Herein, we showed that ML in combination with clinical data could improve the effectiveness and appropriateness of empirical antibiotic therapy in the ED. ML is a growing field in medicine, including in infectious disease (ID). By July 2019, there have been 60 ML-clinical decision support system (ML-CDSS) that have been developed to assist ID clinicians.14 Empiric antimicrobial therapy could benefit the most from ML-CDSS because of the unavailability of culture results at the time of prescription. Moreover, it is unlikely for emergency physicians to receive any feedback regarding initial selection of antibiotics because patients do not wait in the ED until the result is available. Therefore, ML-CDSS could be promising in assisting decision-making by presenting assessments and recommendations individualised to the patient.

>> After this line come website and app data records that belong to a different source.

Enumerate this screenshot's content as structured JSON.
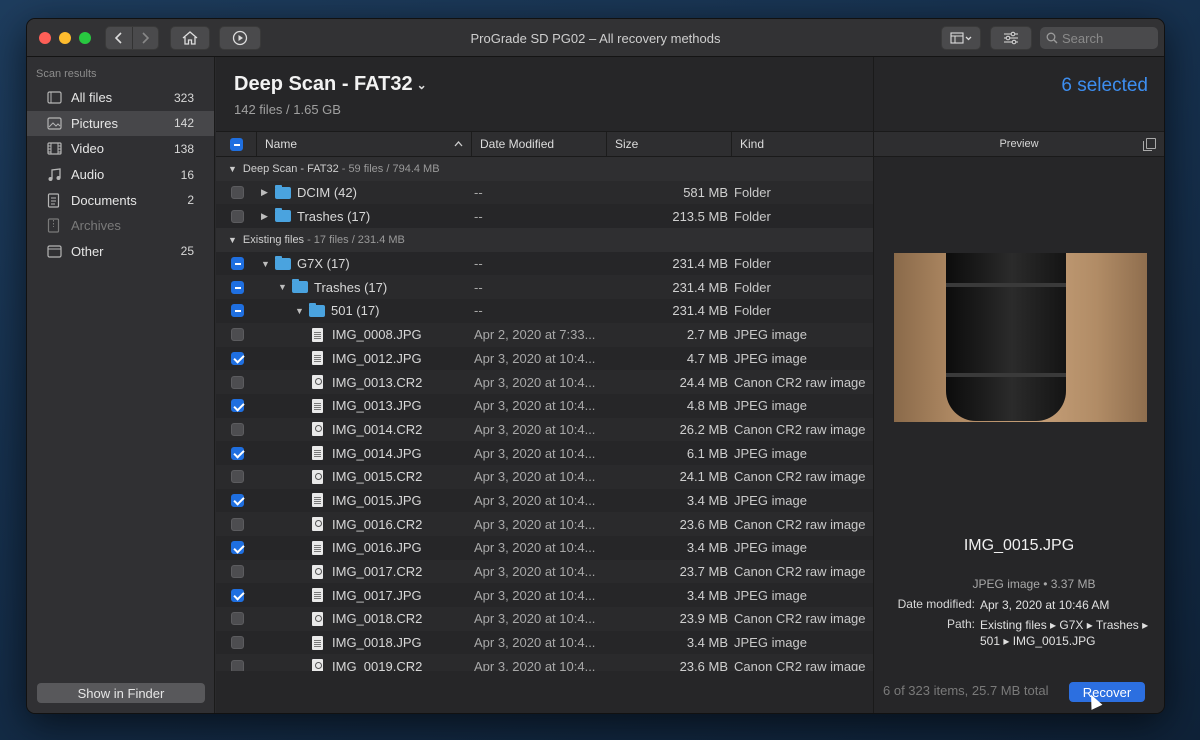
{
  "window": {
    "title": "ProGrade SD PG02 – All recovery methods"
  },
  "toolbar": {
    "search_placeholder": "Search"
  },
  "sidebar": {
    "header": "Scan results",
    "items": [
      {
        "label": "All files",
        "count": "323",
        "icon": "all-files-icon",
        "active": false,
        "disabled": false
      },
      {
        "label": "Pictures",
        "count": "142",
        "icon": "pictures-icon",
        "active": true,
        "disabled": false
      },
      {
        "label": "Video",
        "count": "138",
        "icon": "video-icon",
        "active": false,
        "disabled": false
      },
      {
        "label": "Audio",
        "count": "16",
        "icon": "audio-icon",
        "active": false,
        "disabled": false
      },
      {
        "label": "Documents",
        "count": "2",
        "icon": "documents-icon",
        "active": false,
        "disabled": false
      },
      {
        "label": "Archives",
        "count": "",
        "icon": "archives-icon",
        "active": false,
        "disabled": true
      },
      {
        "label": "Other",
        "count": "25",
        "icon": "other-icon",
        "active": false,
        "disabled": false
      }
    ],
    "show_in_finder": "Show in Finder"
  },
  "main": {
    "title": "Deep Scan - FAT32",
    "subtitle": "142 files / 1.65 GB",
    "selected": "6 selected",
    "columns": {
      "name": "Name",
      "date": "Date Modified",
      "size": "Size",
      "kind": "Kind"
    },
    "rows": [
      {
        "type": "group",
        "name": "Deep Scan - FAT32",
        "meta": " - 59 files / 794.4 MB"
      },
      {
        "type": "folder",
        "level": 0,
        "check": "off",
        "expand": "collapsed",
        "name": "DCIM (42)",
        "date": "--",
        "size": "581 MB",
        "kind": "Folder"
      },
      {
        "type": "folder",
        "level": 0,
        "check": "off",
        "expand": "collapsed",
        "name": "Trashes (17)",
        "date": "--",
        "size": "213.5 MB",
        "kind": "Folder"
      },
      {
        "type": "group",
        "name": "Existing files",
        "meta": " - 17 files / 231.4 MB"
      },
      {
        "type": "folder",
        "level": 0,
        "check": "mixed",
        "expand": "expanded",
        "name": "G7X (17)",
        "date": "--",
        "size": "231.4 MB",
        "kind": "Folder"
      },
      {
        "type": "folder",
        "level": 1,
        "check": "mixed",
        "expand": "expanded",
        "name": "Trashes (17)",
        "date": "--",
        "size": "231.4 MB",
        "kind": "Folder"
      },
      {
        "type": "folder",
        "level": 2,
        "check": "mixed",
        "expand": "expanded",
        "name": "501 (17)",
        "date": "--",
        "size": "231.4 MB",
        "kind": "Folder"
      },
      {
        "type": "file",
        "level": 3,
        "check": "off",
        "raw": false,
        "name": "IMG_0008.JPG",
        "date": "Apr 2, 2020 at 7:33...",
        "size": "2.7 MB",
        "kind": "JPEG image"
      },
      {
        "type": "file",
        "level": 3,
        "check": "on",
        "raw": false,
        "name": "IMG_0012.JPG",
        "date": "Apr 3, 2020 at 10:4...",
        "size": "4.7 MB",
        "kind": "JPEG image"
      },
      {
        "type": "file",
        "level": 3,
        "check": "off",
        "raw": true,
        "name": "IMG_0013.CR2",
        "date": "Apr 3, 2020 at 10:4...",
        "size": "24.4 MB",
        "kind": "Canon CR2 raw image"
      },
      {
        "type": "file",
        "level": 3,
        "check": "on",
        "raw": false,
        "name": "IMG_0013.JPG",
        "date": "Apr 3, 2020 at 10:4...",
        "size": "4.8 MB",
        "kind": "JPEG image"
      },
      {
        "type": "file",
        "level": 3,
        "check": "off",
        "raw": true,
        "name": "IMG_0014.CR2",
        "date": "Apr 3, 2020 at 10:4...",
        "size": "26.2 MB",
        "kind": "Canon CR2 raw image"
      },
      {
        "type": "file",
        "level": 3,
        "check": "on",
        "raw": false,
        "name": "IMG_0014.JPG",
        "date": "Apr 3, 2020 at 10:4...",
        "size": "6.1 MB",
        "kind": "JPEG image"
      },
      {
        "type": "file",
        "level": 3,
        "check": "off",
        "raw": true,
        "name": "IMG_0015.CR2",
        "date": "Apr 3, 2020 at 10:4...",
        "size": "24.1 MB",
        "kind": "Canon CR2 raw image"
      },
      {
        "type": "file",
        "level": 3,
        "check": "on",
        "raw": false,
        "name": "IMG_0015.JPG",
        "date": "Apr 3, 2020 at 10:4...",
        "size": "3.4 MB",
        "kind": "JPEG image"
      },
      {
        "type": "file",
        "level": 3,
        "check": "off",
        "raw": true,
        "name": "IMG_0016.CR2",
        "date": "Apr 3, 2020 at 10:4...",
        "size": "23.6 MB",
        "kind": "Canon CR2 raw image"
      },
      {
        "type": "file",
        "level": 3,
        "check": "on",
        "raw": false,
        "name": "IMG_0016.JPG",
        "date": "Apr 3, 2020 at 10:4...",
        "size": "3.4 MB",
        "kind": "JPEG image"
      },
      {
        "type": "file",
        "level": 3,
        "check": "off",
        "raw": true,
        "name": "IMG_0017.CR2",
        "date": "Apr 3, 2020 at 10:4...",
        "size": "23.7 MB",
        "kind": "Canon CR2 raw image"
      },
      {
        "type": "file",
        "level": 3,
        "check": "on",
        "raw": false,
        "name": "IMG_0017.JPG",
        "date": "Apr 3, 2020 at 10:4...",
        "size": "3.4 MB",
        "kind": "JPEG image"
      },
      {
        "type": "file",
        "level": 3,
        "check": "off",
        "raw": true,
        "name": "IMG_0018.CR2",
        "date": "Apr 3, 2020 at 10:4...",
        "size": "23.9 MB",
        "kind": "Canon CR2 raw image"
      },
      {
        "type": "file",
        "level": 3,
        "check": "off",
        "raw": false,
        "name": "IMG_0018.JPG",
        "date": "Apr 3, 2020 at 10:4...",
        "size": "3.4 MB",
        "kind": "JPEG image"
      },
      {
        "type": "file",
        "level": 3,
        "check": "off",
        "raw": true,
        "name": "IMG_0019.CR2",
        "date": "Apr 3, 2020 at 10:4...",
        "size": "23.6 MB",
        "kind": "Canon CR2 raw image"
      }
    ]
  },
  "preview": {
    "header": "Preview",
    "filename": "IMG_0015.JPG",
    "type_size": "JPEG image • 3.37 MB",
    "date_label": "Date modified:",
    "date_value": "Apr 3, 2020 at 10:46 AM",
    "path_label": "Path:",
    "path_value": "Existing files ▸ G7X ▸ Trashes ▸ 501 ▸ IMG_0015.JPG"
  },
  "footer": {
    "status": "6 of 323 items, 25.7 MB total",
    "recover": "Recover"
  },
  "colors": {
    "accent": "#1f6fe0",
    "selected_text": "#3d8ef0",
    "folder": "#4aa3df"
  }
}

To ensure that these ML tools are useful and successfully integrated into clinical practice, a clear understanding of medical perspectives through the decision-making process is fundamental. For instance, ID clinicians begin to assess a febrile patient with the primary objective of finding the focus of the fever. The possible pathogens and antibiotics with the proper coverage are only determined after the clinical diagnosis is made. As such, focusing only on individual antibiotics or pathogens using ML algorithms without a provisional diagnosis would be of no use to support clinical decisions. Thus is why we clearly defined the clinical scenario as upper UTI before predicting antibiotic resistance in order for the model to be successfully integrated into clinical practice, which sets our study apart from previous studies.

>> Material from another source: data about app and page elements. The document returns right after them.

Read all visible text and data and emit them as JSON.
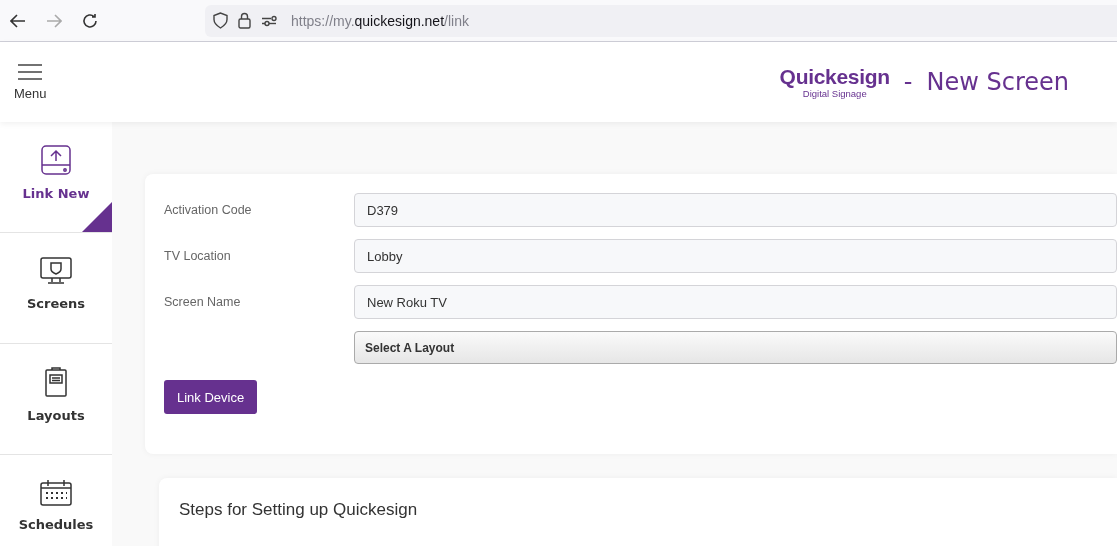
{
  "browser": {
    "url": {
      "scheme": "https://my.",
      "domain": "quickesign.net",
      "path": "/link"
    }
  },
  "header": {
    "menu_label": "Menu",
    "logo": {
      "name": "Quickesign",
      "tagline": "Digital Signage"
    },
    "separator": "-",
    "title": "New Screen"
  },
  "sidebar": {
    "items": [
      {
        "label": "Link New",
        "selected": true
      },
      {
        "label": "Screens",
        "selected": false
      },
      {
        "label": "Layouts",
        "selected": false
      },
      {
        "label": "Schedules",
        "selected": false
      }
    ]
  },
  "form": {
    "fields": [
      {
        "label": "Activation Code",
        "value": "D379"
      },
      {
        "label": "TV Location",
        "value": "Lobby"
      },
      {
        "label": "Screen Name",
        "value": "New Roku TV"
      }
    ],
    "layout_select": "Select A Layout",
    "submit": "Link Device"
  },
  "steps": {
    "title": "Steps for Setting up Quickesign"
  }
}
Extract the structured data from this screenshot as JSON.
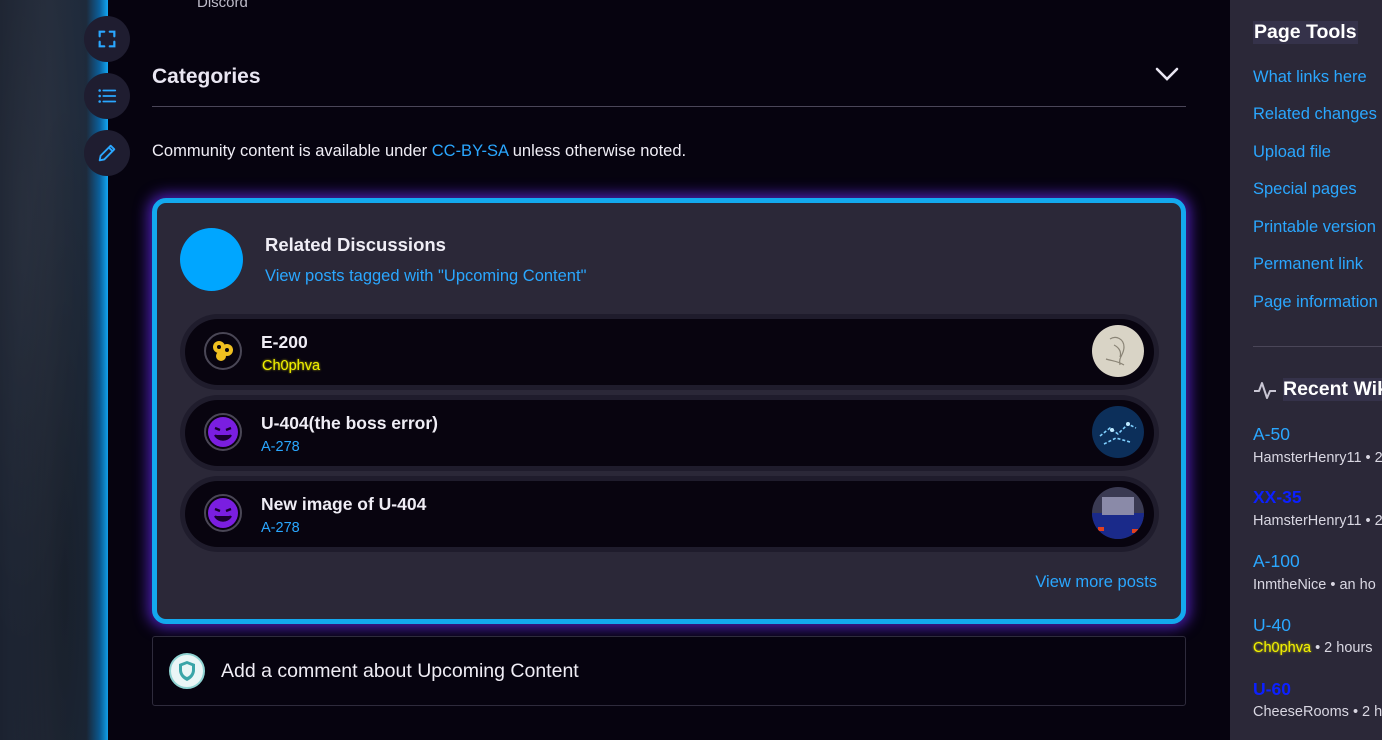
{
  "top_partial": {
    "discord_label": "Discord"
  },
  "rail": {
    "buttons": [
      "fullscreen-icon",
      "list-icon",
      "edit-icon"
    ]
  },
  "categories": {
    "title": "Categories"
  },
  "license": {
    "prefix": "Community content is available under ",
    "link": "CC-BY-SA",
    "suffix": " unless otherwise noted."
  },
  "related": {
    "title": "Related Discussions",
    "subtitle": "View posts tagged with \"Upcoming Content\"",
    "posts": [
      {
        "title": "E-200",
        "author": "Ch0phva",
        "author_highlight": true
      },
      {
        "title": "U-404(the boss error)",
        "author": "A-278",
        "author_highlight": false
      },
      {
        "title": "New image of U-404",
        "author": "A-278",
        "author_highlight": false
      }
    ],
    "view_more": "View more posts"
  },
  "comment": {
    "placeholder": "Add a comment about Upcoming Content"
  },
  "sidebar": {
    "page_tools_title": "Page Tools",
    "tools": [
      "What links here",
      "Related changes",
      "Upload file",
      "Special pages",
      "Printable version",
      "Permanent link",
      "Page information"
    ],
    "recent_title": "Recent Wiki Activity",
    "recent": [
      {
        "title": "A-50",
        "user": "HamsterHenry11",
        "time": " • 2",
        "dark": false,
        "user_highlight": false
      },
      {
        "title": "XX-35",
        "user": "HamsterHenry11",
        "time": " • 2",
        "dark": true,
        "user_highlight": false
      },
      {
        "title": "A-100",
        "user": "InmtheNice",
        "time": " • an ho",
        "dark": false,
        "user_highlight": false
      },
      {
        "title": "U-40",
        "user": "Ch0phva",
        "time": " • 2 hours",
        "dark": false,
        "user_highlight": true
      },
      {
        "title": "U-60",
        "user": "CheeseRooms",
        "time": " • 2 h",
        "dark": true,
        "user_highlight": false
      }
    ]
  },
  "colors": {
    "accent": "#2aa7ff",
    "border_glow": "#13a9ee",
    "highlight_yellow": "#f2f200"
  }
}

Under the premise of clinical diagnosis, ML-CDSS is constrained by comprehensiveness and quality of the clinical data used for their development. In this context, we analysed all available data from different sources, such as a structural clinical data, vital signs, and laboratory data. However, we also included relevant unstructured data such as free clinical texts, nursing notes, and medical imaging to ensure integration of detailed medical history. Studies that analysed the performance of ML-CDSS when using a reduced set of variables found that the sensitivity and specificity of ML-CDSS were systematically better when they used a larger set of variables, especially when unstructured data are added.15–17 We also distinguished cases of bacterial colonisation or contamination in urine cultures from true pathogens and excluded them from the study to improve the quality of the data. These efforts to maximize the comprehensiveness and quality of our data contributed to the development of a satisfactory model in our study. An additional important strength of our work is that algorithm training and evaluation were performed on different data sets.

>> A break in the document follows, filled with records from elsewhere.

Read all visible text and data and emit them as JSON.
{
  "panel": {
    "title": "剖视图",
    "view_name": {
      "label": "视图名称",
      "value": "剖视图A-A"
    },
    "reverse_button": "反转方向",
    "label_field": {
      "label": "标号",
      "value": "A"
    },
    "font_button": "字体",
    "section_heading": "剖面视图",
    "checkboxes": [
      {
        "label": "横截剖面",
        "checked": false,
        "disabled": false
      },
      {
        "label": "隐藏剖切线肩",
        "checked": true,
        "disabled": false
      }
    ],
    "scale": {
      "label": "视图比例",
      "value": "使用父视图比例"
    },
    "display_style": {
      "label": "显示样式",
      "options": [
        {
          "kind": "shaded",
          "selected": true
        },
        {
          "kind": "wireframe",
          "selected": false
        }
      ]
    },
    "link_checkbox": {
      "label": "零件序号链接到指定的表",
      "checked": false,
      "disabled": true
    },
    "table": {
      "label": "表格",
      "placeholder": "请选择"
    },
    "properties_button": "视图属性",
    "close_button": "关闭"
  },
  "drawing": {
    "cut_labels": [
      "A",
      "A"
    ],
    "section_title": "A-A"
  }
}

However, this study also has a number of limitations. Firstly, our model was built on data from a single healthcare institution within a confined geographic region; thus, further validation at other institutions is needed. As resistance patterns can change over time,8, 18 our model may also become less relevant as time passes and should thus also be periodically retrained Therefore, identifying the most appropriate temporal and spatial selection windows for training data would be essential for future research. Secondly, we assessed the performance of the model against real-life prescribers, which were emergency physicians. Ultimately, performance would need to be assessed prospectively for validation purpose with well-defined endpoints such as hospital days, mortality, medical costs, and impact on bacterial resistance in the long term.
Thirdly, our result shows that detailed information from unstructured data ranked high as feature importance on prediction. These variables with high feature importance were found to be consistent previously identified risk factors.19 However, given the labour-intensive and time-consuming process of data identification, data should be easily entered into the CDSS in the future system by automatic extraction from the EMR, and progress in natural language processing may help.20
Lastly, we did not fix the decision threshold of the GBDT model in our result considering each clinical setting might require different emphasis on using the model. For instance, in the setting of emergency, prompt clinical improvement or survival benefit maximizing effectiveness would be the main concern. Meanwhile, a reduction in the inappropriate use of broad-spectrum antibiotics could be a priority in a community with a high rate of antibiotic overuse because improving antibiotic stewardship may lead to reduced costs, complications, and improved clinical outcomes.21 The best approach should make it possible to substantially increase the proportion of patients who receive effective empiric antibiotics while minimizing the risk of developing resistance in a given circumstance, and our model has the possibility of being modified to individualise this risk-benefit ratio. Prospective studies are required to assess the performance of our ML model for achieving better patient outcomes and minimizing the risk of antibiotic resistance.